Trump barely beat Hillary Clinton here, scraping by with just over a one-point advantage, even as Price won with more than 60 percent of the vote. Polls show Ossoff and Handel are neck-and-neck.
The candidates’ first head-to-head debate, televised in prime time last week, shattered any pretense that this is anything other than a national proxy fight.
Handel painted Ossoff as a liberal tool of the House minority leader, Nancy Pelosi of California, a “fake” whose “values are nearly 3,000 miles away in San Francisco.”
Ossoff called Handel “the very definition of a rubber stamp” for Trump.
National issues have gotten big play, even as both candidates have mostly tried to avoid using Trump’s name. Among the most prominent topics is the GOP effort to repeal and replace the Affordable Care Act. Handel has said she supports the bill passed by the House. Ossoff has slammed her for supporting legislation that would slash current protections for people with preexisting conditions.
Republican strategists privately acknowledge there’s a lot more grass-roots enthusiasm on the Democratic side of the Georgia race.
“Jon Ossoff is the vessel for people who are mad,” said one D.C.-based GOP strategist.
“I was a Democrat in hiding,” said Faith Arkel, who lives in Roswell, at a rooftop bar watch party for the first Ossoff-Handel debate.

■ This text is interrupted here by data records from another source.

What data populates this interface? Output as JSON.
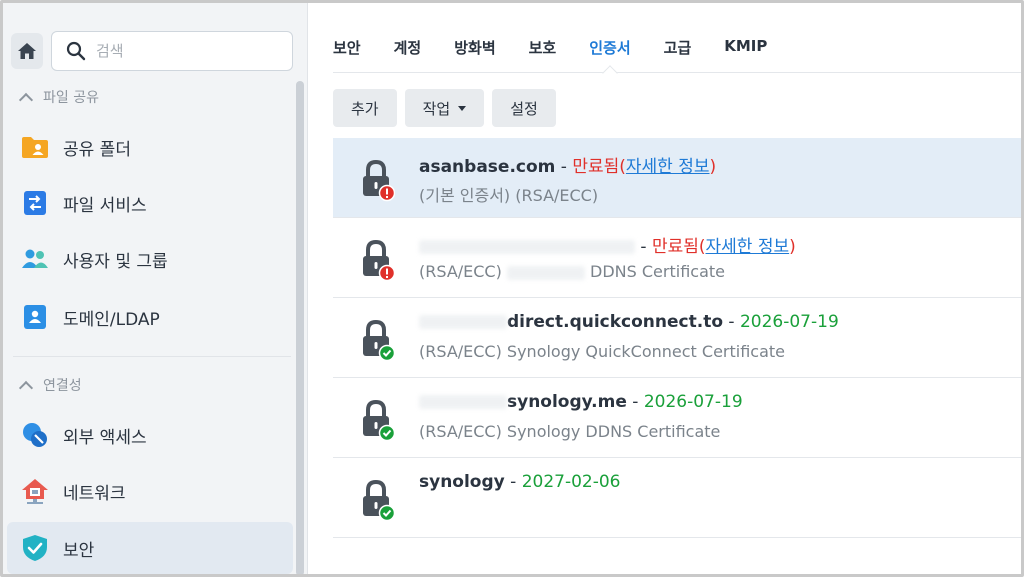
{
  "sidebar": {
    "search_placeholder": "검색",
    "sections": [
      {
        "label": "파일 공유",
        "items": [
          {
            "label": "공유 폴더",
            "icon": "shared-folder-icon"
          },
          {
            "label": "파일 서비스",
            "icon": "file-services-icon"
          },
          {
            "label": "사용자 및 그룹",
            "icon": "users-groups-icon"
          },
          {
            "label": "도메인/LDAP",
            "icon": "domain-ldap-icon"
          }
        ]
      },
      {
        "label": "연결성",
        "items": [
          {
            "label": "외부 액세스",
            "icon": "external-access-icon"
          },
          {
            "label": "네트워크",
            "icon": "network-icon"
          },
          {
            "label": "보안",
            "icon": "security-shield-icon",
            "active": true
          }
        ]
      }
    ]
  },
  "tabs": [
    {
      "label": "보안"
    },
    {
      "label": "계정"
    },
    {
      "label": "방화벽"
    },
    {
      "label": "보호"
    },
    {
      "label": "인증서",
      "active": true
    },
    {
      "label": "고급"
    },
    {
      "label": "KMIP"
    }
  ],
  "toolbar": {
    "add_label": "추가",
    "action_label": "작업",
    "settings_label": "설정"
  },
  "certificates": [
    {
      "name": "asanbase.com",
      "status": "만료됨",
      "details_link": "자세한 정보",
      "subtitle": "(기본 인증서) (RSA/ECC)",
      "state": "expired",
      "selected": true
    },
    {
      "name": "",
      "status": "만료됨",
      "details_link": "자세한 정보",
      "subtitle_prefix": "(RSA/ECC)",
      "subtitle": "DDNS Certificate",
      "state": "expired"
    },
    {
      "name": "direct.quickconnect.to",
      "date": "2026-07-19",
      "subtitle": "(RSA/ECC) Synology QuickConnect Certificate",
      "state": "valid"
    },
    {
      "name": "synology.me",
      "date": "2026-07-19",
      "subtitle": "(RSA/ECC) Synology DDNS Certificate",
      "state": "valid"
    },
    {
      "name": "synology",
      "date": "2027-02-06",
      "subtitle": "",
      "state": "valid"
    }
  ],
  "colors": {
    "accent": "#1e7ad6",
    "expired": "#e0302a",
    "valid": "#1aa03a",
    "selected_row": "#e3edf7"
  }
}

The gathering was organized by Pave It Blue, a local women’s group of fed-up liberals volunteering for Ossoff, with an ultimate goal of flipping other red districts. “The Trump election, it just brought us all out. . . . We can change things.”
Around her, Ossoff staffers squeezed through the crowd to sign people up for volunteer shifts. “If you do not sign up for a shift, there are no more margaritas for you tonight!” a Pave It Blue leader shouted.

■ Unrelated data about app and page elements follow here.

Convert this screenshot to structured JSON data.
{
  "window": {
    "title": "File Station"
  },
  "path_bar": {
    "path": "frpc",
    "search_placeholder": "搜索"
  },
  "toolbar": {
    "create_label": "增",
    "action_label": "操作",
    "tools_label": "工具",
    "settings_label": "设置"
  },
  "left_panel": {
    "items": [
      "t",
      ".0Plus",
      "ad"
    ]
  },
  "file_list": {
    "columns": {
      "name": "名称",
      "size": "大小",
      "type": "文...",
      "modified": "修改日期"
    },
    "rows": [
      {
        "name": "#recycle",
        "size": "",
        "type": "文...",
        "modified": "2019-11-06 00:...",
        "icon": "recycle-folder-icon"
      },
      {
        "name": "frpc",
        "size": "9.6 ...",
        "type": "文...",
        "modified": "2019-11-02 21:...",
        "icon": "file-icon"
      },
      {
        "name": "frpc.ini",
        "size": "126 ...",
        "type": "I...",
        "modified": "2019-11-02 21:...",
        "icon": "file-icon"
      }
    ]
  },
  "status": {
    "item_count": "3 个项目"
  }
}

As of May 31, Massachusetts donors had given $500,000 —
at least —
to Ossoff’s campaign since the start of the election, according to an analysis done for the Globe by ProPublica.

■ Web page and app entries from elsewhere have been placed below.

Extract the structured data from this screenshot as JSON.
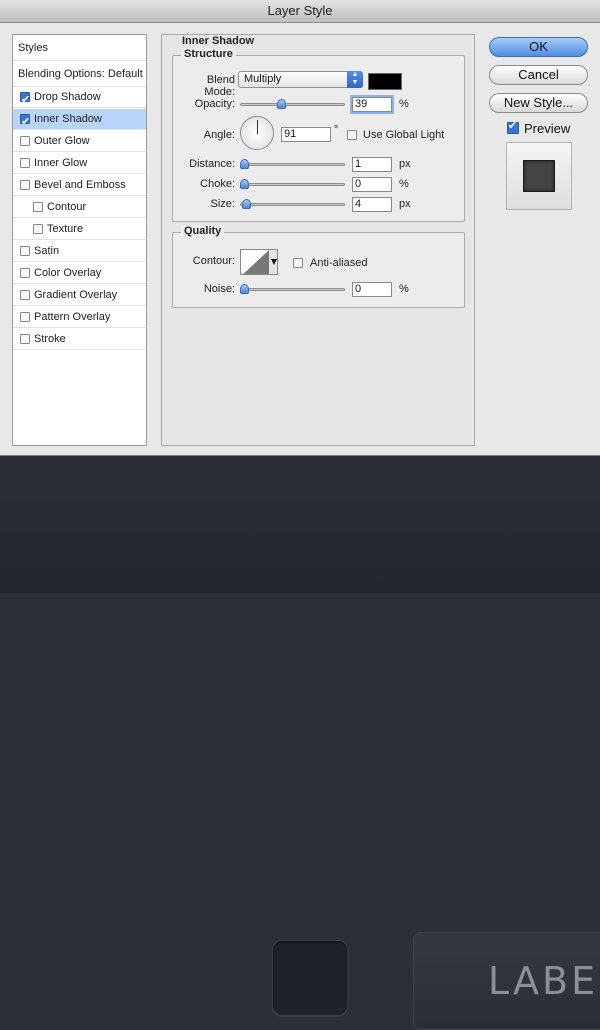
{
  "window": {
    "title": "Layer Style"
  },
  "styles_list": {
    "header": "Styles",
    "blending_options": "Blending Options: Default",
    "items": [
      {
        "label": "Drop Shadow",
        "checked": true,
        "selected": false,
        "indent": false
      },
      {
        "label": "Inner Shadow",
        "checked": true,
        "selected": true,
        "indent": false
      },
      {
        "label": "Outer Glow",
        "checked": false,
        "selected": false,
        "indent": false
      },
      {
        "label": "Inner Glow",
        "checked": false,
        "selected": false,
        "indent": false
      },
      {
        "label": "Bevel and Emboss",
        "checked": false,
        "selected": false,
        "indent": false
      },
      {
        "label": "Contour",
        "checked": false,
        "selected": false,
        "indent": true
      },
      {
        "label": "Texture",
        "checked": false,
        "selected": false,
        "indent": true
      },
      {
        "label": "Satin",
        "checked": false,
        "selected": false,
        "indent": false
      },
      {
        "label": "Color Overlay",
        "checked": false,
        "selected": false,
        "indent": false
      },
      {
        "label": "Gradient Overlay",
        "checked": false,
        "selected": false,
        "indent": false
      },
      {
        "label": "Pattern Overlay",
        "checked": false,
        "selected": false,
        "indent": false
      },
      {
        "label": "Stroke",
        "checked": false,
        "selected": false,
        "indent": false
      }
    ]
  },
  "panel": {
    "title": "Inner Shadow",
    "structure": {
      "title": "Structure",
      "blend_mode_label": "Blend Mode:",
      "blend_mode_value": "Multiply",
      "blend_color": "#000000",
      "opacity_label": "Opacity:",
      "opacity_value": "39",
      "opacity_unit": "%",
      "angle_label": "Angle:",
      "angle_value": "91",
      "angle_unit": "°",
      "global_light_label": "Use Global Light",
      "global_light_checked": false,
      "distance_label": "Distance:",
      "distance_value": "1",
      "distance_unit": "px",
      "choke_label": "Choke:",
      "choke_value": "0",
      "choke_unit": "%",
      "size_label": "Size:",
      "size_value": "4",
      "size_unit": "px"
    },
    "quality": {
      "title": "Quality",
      "contour_label": "Contour:",
      "anti_aliased_label": "Anti-aliased",
      "anti_aliased_checked": false,
      "noise_label": "Noise:",
      "noise_value": "0",
      "noise_unit": "%"
    }
  },
  "buttons": {
    "ok": "OK",
    "cancel": "Cancel",
    "new_style": "New Style...",
    "preview_label": "Preview",
    "preview_checked": true
  },
  "background": {
    "label_text": "LABEL"
  }
}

That puts the Bay State fourth in giving to the Democrat, behind California ($1.8 million), New York ($1.3 million), and Georgia ($1.1 million). The figures don’t include donations of $200 or less, for which campaigns aren’t required to reveal donor details — and that make up more than half of Ossoff’s election haul.
Among those helping: Massachusetts Representative Joe Kennedy III headlined a fund-raiser in Newton for Ossoff in April that netted about $15,000. Kennedy also donated $1,000 from his political action committee to Ossoff.
Massachusetts ranks 15th in states giving to Handel, according to the ProPublica analysis. The Republican received at least $26,700 from Massachusetts, again a figure that doesn’t include small-dollar donations.
One group in Washington’s Maryland suburbs has marshaled skills honed in the last several presidential cycles to organize more than 500 volunteers and churn out close to 20,000 phone calls to voters in the Georgia district, plus thousands more calls to recruit volunteer canvassers to travel down to the Sixth District for the final days of get-out-the-vote efforts.
“I’ve never seen it like this. Usually this time after a presidential cycle is the sleepiest,” said Jon Heintz, a cofounder of the Maryland group, called J Walkers Action Group.
Others are traveling to the district to participate. Their efforts are, in many cases, organized by groups like Indivisible New York, which is sending 15 members for the final weekend before the election, with transportation and lodging assistance from the Ossoff campaign.
“That election got me off the couch. I was like, I’ve got to do something,” said Tina McLane, who drove to Atlanta from her home south of Nashville with her 18-year-old daughter, Maggie, to spend a day canvassing for Ossoff. Among other things, McLane wanted to learn the ropes of canvassing “so we can take that back home with us,” she said.